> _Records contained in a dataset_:

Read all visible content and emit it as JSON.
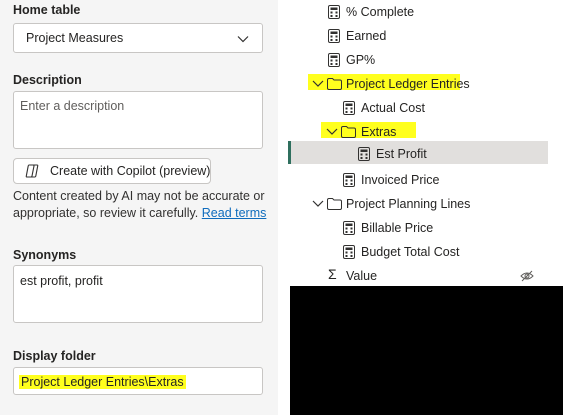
{
  "properties": {
    "home_table": {
      "label": "Home table",
      "value": "Project Measures"
    },
    "description": {
      "label": "Description",
      "placeholder": "Enter a description"
    },
    "copilot_button": "Create with Copilot (preview)",
    "ai_note": "Content created by AI may not be accurate or appropriate, so review it carefully.",
    "read_terms": "Read terms",
    "synonyms": {
      "label": "Synonyms",
      "value": "est profit, profit"
    },
    "display_folder": {
      "label": "Display folder",
      "value": "Project Ledger Entries\\Extras"
    }
  },
  "tree": {
    "items": [
      {
        "label": "% Complete",
        "icon": "calculator-icon"
      },
      {
        "label": "Earned",
        "icon": "calculator-icon"
      },
      {
        "label": "GP%",
        "icon": "calculator-icon"
      },
      {
        "label": "Project Ledger Entries",
        "icon": "folder-icon",
        "expanded": true
      },
      {
        "label": "Actual Cost",
        "icon": "calculator-icon"
      },
      {
        "label": "Extras",
        "icon": "folder-icon",
        "expanded": true
      },
      {
        "label": "Est Profit",
        "icon": "calculator-icon",
        "selected": true
      },
      {
        "label": "Invoiced Price",
        "icon": "calculator-icon"
      },
      {
        "label": "Project Planning Lines",
        "icon": "folder-icon",
        "expanded": true
      },
      {
        "label": "Billable Price",
        "icon": "calculator-icon"
      },
      {
        "label": "Budget Total Cost",
        "icon": "calculator-icon"
      },
      {
        "label": "Value",
        "icon": "sigma-icon",
        "hidden": true
      }
    ]
  },
  "colors": {
    "highlight": "#ffff1e",
    "selected_bg": "#e1dfdd",
    "selected_bar": "#2f6f5e",
    "link": "#0f6cbd"
  }
}
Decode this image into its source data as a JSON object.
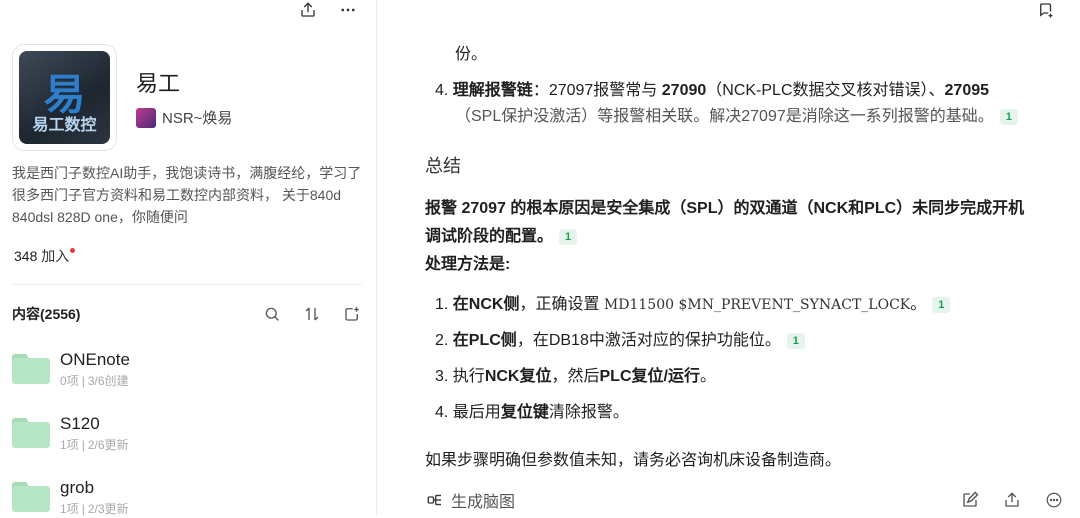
{
  "left": {
    "avatar_big": "易",
    "avatar_small": "易工数控",
    "bot_name": "易工",
    "author": "NSR~焕易",
    "description": "我是西门子数控AI助手，我饱读诗书，满腹经纶，学习了很多西门子官方资料和易工数控内部资料， 关于840d 840dsl 828D one，你随便问",
    "members_count": "348",
    "members_label": "加入",
    "content_title": "内容(2556)",
    "folders": [
      {
        "name": "ONEnote",
        "count": "0项",
        "date": "3/6创建"
      },
      {
        "name": "S120",
        "count": "1项",
        "date": "2/6更新"
      },
      {
        "name": "grob",
        "count": "1项",
        "date": "2/3更新"
      }
    ]
  },
  "right": {
    "top_partial": "份。",
    "item4_num": "4.",
    "item4_bold": "理解报警链",
    "item4_text1": "：27097报警常与 ",
    "item4_code1": "27090",
    "item4_text2": "（NCK-PLC数据交叉核对错误）、",
    "item4_code2": "27095",
    "item4_line2": "（SPL保护没激活）等报警相关联。解决27097是消除这一系列报警的基础。",
    "badge": "1",
    "section_title": "总结",
    "summary_line1": "报警 27097 的根本原因是安全集成（SPL）的双通道（NCK和PLC）未同步完成开机",
    "summary_line2": "调试阶段的配置。",
    "method_label": "处理方法是:",
    "step1_num": "1.",
    "step1_bold": "在NCK侧",
    "step1_text": "，正确设置 ",
    "step1_code": "MD11500 $MN_PREVENT_SYNACT_LOCK",
    "step1_end": "。",
    "step2_num": "2.",
    "step2_bold": "在PLC侧",
    "step2_text": "，在DB18中激活对应的保护功能位。",
    "step3_num": "3.",
    "step3_pre": "执行",
    "step3_bold1": "NCK复位",
    "step3_mid": "，然后",
    "step3_bold2": "PLC复位/运行",
    "step3_end": "。",
    "step4_num": "4.",
    "step4_pre": "最后用",
    "step4_bold": "复位键",
    "step4_end": "清除报警。",
    "footer_note": "如果步骤明确但参数值未知，请务必咨询机床设备制造商。",
    "mindmap_label": "生成脑图"
  },
  "icons": {
    "share": "share-icon",
    "more": "more-icon",
    "search": "search-icon",
    "sort": "sort-icon",
    "add_folder": "add-folder-icon",
    "note_add": "note-add-icon",
    "mindmap": "mindmap-icon",
    "edit": "edit-icon"
  },
  "colors": {
    "accent_green": "#1f9d55",
    "badge_bg": "#e6f5ec",
    "folder_green": "#b7e6c6"
  }
}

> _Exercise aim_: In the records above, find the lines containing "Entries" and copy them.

> _Response to this task_:
      "value": "Project Ledger Entries\\Extras"
        "label": "Project Ledger Entries",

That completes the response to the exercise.